Feedback brief interventions for alcohol use problems have been highly effective with undergraduate populations. However, there has been little research on the effectiveness of administering feedback alone to community treatment populations. The goal of the current study was to assess the effectiveness of a feedback brief intervention in a community treatment setting with patients characterized largely by dependence on alcohol and drugs, ethnic diversity, and low socioeconomic status. It was hypothesized that pre-treatment brief individualized feedback would reduce alcohol consumption and increase participation in subsequent treatment for a substance use disorder (SUD). Participants were recruited from a public hospital's SUD clinic. After the intake but prior to entry into the treatment as usual, 121 participants were randomized to receive personalized feedback or a condition without feedback. Eighty-seven participants completed post-intervention follow-up interviews and were included in the final analyses. Repeated measures ANOVAs and MANCOVAs were used to examine variables obtained from the Addiction Severity Index (ASI; McLellan et al., 1992) of drinking quantity and frequency, and motivation for treatment. Results indicated that personalized feedback delivered no benefit beyond that of pre-treatment assessment procedures (phone screening and intake interview) alone. Intervention conditions did not differ on other outcomes at follow-up, including days of heavy drinking, motivation for treatment, or drug use frequency. Therefore, feedback-based brief interventions may be not helpful in reducing the drinking frequency and intensity of individuals presenting to community-based substance use treatment.
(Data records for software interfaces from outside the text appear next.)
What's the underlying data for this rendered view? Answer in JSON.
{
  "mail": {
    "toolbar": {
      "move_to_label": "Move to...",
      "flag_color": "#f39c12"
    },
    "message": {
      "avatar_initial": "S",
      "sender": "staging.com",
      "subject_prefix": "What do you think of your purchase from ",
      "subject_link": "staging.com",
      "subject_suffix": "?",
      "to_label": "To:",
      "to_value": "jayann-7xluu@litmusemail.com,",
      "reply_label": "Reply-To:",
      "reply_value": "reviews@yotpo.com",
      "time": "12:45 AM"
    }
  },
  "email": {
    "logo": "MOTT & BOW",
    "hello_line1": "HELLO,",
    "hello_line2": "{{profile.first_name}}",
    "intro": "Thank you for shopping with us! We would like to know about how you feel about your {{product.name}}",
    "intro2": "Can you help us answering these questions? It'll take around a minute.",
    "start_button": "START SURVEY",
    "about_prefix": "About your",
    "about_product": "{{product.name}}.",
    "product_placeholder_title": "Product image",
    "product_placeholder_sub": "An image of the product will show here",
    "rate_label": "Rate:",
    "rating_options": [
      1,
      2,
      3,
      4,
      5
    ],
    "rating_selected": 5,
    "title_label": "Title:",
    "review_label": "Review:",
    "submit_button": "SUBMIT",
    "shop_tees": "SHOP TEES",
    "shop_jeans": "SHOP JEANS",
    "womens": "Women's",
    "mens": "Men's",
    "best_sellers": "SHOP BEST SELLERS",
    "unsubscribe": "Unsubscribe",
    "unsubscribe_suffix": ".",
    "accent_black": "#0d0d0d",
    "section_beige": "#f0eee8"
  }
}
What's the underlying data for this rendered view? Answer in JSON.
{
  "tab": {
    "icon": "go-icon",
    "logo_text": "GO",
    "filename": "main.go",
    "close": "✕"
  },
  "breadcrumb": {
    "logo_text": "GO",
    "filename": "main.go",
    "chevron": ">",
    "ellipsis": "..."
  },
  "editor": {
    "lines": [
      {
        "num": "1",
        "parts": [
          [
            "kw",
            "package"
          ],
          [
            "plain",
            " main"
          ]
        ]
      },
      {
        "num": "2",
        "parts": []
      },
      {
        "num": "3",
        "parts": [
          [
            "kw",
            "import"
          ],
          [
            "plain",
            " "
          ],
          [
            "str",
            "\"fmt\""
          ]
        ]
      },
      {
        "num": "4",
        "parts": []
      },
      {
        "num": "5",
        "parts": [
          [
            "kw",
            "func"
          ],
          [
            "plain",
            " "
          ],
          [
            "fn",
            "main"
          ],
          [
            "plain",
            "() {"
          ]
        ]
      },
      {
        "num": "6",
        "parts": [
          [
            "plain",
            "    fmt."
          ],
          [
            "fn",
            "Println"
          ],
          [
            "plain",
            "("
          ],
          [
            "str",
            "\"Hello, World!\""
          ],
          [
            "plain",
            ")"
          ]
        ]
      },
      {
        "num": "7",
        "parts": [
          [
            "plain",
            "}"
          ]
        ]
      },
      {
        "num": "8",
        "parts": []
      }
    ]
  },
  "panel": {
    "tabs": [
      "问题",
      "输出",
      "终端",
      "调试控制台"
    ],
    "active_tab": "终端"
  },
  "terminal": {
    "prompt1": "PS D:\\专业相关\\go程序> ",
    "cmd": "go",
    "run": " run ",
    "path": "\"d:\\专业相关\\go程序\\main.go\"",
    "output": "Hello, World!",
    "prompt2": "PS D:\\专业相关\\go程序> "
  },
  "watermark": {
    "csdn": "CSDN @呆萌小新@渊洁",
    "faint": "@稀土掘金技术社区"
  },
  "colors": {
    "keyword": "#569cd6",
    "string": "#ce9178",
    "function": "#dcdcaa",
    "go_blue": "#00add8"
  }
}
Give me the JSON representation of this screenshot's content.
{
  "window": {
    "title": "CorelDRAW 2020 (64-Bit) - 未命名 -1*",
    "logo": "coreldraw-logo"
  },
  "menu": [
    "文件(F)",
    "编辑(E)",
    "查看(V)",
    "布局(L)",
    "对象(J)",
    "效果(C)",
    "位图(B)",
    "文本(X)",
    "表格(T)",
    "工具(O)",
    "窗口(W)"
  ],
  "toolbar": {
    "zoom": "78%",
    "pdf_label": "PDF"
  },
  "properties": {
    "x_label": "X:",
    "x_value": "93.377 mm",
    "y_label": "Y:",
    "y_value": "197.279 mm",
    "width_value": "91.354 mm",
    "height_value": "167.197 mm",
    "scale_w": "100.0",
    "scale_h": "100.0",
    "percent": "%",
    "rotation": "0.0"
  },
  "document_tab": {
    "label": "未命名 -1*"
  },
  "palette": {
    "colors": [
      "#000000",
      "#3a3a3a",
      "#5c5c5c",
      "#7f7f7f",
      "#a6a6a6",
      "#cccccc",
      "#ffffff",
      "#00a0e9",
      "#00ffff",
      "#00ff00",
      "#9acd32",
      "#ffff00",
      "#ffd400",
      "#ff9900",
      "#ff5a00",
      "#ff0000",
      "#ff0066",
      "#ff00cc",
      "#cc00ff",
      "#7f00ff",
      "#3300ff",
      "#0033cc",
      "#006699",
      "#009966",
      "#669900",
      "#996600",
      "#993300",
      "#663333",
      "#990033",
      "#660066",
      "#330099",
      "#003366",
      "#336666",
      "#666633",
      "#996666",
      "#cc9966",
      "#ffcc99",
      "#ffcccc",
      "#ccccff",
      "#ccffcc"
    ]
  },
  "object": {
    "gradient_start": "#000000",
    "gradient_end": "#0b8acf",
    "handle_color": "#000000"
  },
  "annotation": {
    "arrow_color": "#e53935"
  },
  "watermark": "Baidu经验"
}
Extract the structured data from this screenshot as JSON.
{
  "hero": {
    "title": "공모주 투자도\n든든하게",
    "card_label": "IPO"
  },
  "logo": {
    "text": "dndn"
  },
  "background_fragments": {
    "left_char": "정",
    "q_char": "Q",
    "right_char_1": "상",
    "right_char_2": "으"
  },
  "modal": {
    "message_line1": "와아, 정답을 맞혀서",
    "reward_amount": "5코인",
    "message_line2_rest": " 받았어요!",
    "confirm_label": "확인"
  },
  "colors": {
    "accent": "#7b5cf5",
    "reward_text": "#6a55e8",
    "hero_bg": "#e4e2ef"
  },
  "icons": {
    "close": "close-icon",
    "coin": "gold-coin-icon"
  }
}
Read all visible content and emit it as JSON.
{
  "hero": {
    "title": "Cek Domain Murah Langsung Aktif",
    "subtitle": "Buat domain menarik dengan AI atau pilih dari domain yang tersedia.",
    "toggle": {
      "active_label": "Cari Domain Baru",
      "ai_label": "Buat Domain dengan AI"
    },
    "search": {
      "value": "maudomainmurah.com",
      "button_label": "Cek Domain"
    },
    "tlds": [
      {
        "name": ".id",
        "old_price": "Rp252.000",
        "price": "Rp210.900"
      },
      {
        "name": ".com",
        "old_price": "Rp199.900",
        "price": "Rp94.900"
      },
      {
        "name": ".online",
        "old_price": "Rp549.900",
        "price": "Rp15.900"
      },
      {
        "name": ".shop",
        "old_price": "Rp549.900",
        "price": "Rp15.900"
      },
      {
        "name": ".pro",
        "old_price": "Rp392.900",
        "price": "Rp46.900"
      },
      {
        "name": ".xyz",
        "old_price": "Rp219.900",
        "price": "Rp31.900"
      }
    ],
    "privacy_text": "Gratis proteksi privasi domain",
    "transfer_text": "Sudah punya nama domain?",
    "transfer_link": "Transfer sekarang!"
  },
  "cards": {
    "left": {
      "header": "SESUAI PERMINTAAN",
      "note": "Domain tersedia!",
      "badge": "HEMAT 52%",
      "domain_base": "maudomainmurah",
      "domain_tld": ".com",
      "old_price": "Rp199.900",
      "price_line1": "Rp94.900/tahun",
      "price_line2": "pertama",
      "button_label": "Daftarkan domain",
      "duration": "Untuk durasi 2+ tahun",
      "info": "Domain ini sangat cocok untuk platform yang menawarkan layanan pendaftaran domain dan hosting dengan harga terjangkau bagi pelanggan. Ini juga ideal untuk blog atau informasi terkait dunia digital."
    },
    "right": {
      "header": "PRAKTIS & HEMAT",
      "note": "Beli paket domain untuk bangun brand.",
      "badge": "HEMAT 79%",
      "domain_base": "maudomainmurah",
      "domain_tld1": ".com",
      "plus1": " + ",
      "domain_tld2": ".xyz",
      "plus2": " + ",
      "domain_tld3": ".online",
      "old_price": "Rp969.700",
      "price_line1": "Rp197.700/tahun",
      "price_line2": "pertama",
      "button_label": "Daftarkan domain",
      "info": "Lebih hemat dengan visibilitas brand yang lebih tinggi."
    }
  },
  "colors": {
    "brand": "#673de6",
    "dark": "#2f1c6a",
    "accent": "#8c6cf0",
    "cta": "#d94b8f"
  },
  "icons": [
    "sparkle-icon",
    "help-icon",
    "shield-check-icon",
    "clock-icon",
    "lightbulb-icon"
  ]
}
Research has shown that increases in the size of abstinence-based social networks helps explain the association between 12-step attendance and increased abstinence. This study investigated whether the quality of social interaction in 12-step groups also predicts reduced substance use. Participants reported their perceptions of engagedness, avoidance, and conflict in their 12-step groups and their substance use in four assessments. Results showed that perceptions of group engagedness, but not avoidance or conflict, decreased over time. Despite this, engagedness predicted increased 12-step-related behavior and decreased alcohol use. Findings suggest that positive group interaction plays an important role in 12-step affiliates' recovery efforts.
This study addresses an unexplained finding in the alcoholism treatment field: despite the health and socioeconomic disparities that exist between blacks and whites at intake, blacks and whites achieve equivalent treatment outcomes. Using Project MATCH data, this study explores religiousness and spirituality as strengths in the African American community that may account in part for equivalent outcomes. Using binary logistic regression, this study found that as purpose in life increased, blacks were more likely to achieve sobriety than whites. This study provides evidence that purpose in life is a cultural strength and an advantage among blacks in achieving sobriety.